■ **AIM OF THE TASK**: Work out how many lines in the records contain the word "arrows", and give that number alone.

■ **MATERIALS PROVIDED**:
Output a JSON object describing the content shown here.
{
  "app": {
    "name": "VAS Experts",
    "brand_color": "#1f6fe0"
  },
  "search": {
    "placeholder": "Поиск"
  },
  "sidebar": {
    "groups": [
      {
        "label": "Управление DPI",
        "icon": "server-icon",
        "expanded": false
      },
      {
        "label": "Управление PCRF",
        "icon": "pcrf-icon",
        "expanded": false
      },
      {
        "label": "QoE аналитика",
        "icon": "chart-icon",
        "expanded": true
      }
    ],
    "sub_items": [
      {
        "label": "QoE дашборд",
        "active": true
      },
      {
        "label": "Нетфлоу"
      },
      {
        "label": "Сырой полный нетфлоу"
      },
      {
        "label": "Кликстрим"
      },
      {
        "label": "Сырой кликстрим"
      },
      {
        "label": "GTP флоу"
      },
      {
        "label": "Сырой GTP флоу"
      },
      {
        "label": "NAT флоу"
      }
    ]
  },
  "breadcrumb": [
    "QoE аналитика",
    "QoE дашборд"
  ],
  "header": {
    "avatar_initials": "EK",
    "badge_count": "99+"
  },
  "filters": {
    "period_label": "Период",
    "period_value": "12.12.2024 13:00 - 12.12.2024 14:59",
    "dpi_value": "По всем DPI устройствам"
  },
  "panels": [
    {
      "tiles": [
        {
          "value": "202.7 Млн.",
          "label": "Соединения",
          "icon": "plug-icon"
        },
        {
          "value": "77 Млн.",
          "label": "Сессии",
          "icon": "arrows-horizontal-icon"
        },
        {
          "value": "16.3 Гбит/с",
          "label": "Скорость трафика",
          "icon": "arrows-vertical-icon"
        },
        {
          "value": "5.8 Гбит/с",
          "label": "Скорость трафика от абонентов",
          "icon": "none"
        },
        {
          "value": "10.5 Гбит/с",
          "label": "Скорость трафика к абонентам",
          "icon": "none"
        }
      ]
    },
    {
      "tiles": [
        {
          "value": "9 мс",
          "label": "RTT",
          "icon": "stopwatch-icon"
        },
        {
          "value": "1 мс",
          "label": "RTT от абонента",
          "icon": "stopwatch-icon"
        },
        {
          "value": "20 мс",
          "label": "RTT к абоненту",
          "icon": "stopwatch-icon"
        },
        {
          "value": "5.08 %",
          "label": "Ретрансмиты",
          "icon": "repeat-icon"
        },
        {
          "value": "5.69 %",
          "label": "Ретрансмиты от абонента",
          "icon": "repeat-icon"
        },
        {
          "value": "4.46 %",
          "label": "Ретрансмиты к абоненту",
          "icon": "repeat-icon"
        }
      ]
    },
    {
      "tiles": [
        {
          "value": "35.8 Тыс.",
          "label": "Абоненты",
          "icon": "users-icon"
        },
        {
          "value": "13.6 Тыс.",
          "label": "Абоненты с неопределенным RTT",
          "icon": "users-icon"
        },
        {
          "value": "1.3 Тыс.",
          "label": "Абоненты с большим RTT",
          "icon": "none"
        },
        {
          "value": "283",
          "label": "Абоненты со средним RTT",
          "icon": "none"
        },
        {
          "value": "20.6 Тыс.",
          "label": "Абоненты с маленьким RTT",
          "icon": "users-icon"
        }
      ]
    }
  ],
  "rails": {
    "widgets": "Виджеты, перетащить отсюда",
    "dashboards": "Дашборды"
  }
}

■ **OUTPUT FOR THIS EXERCISE**: 2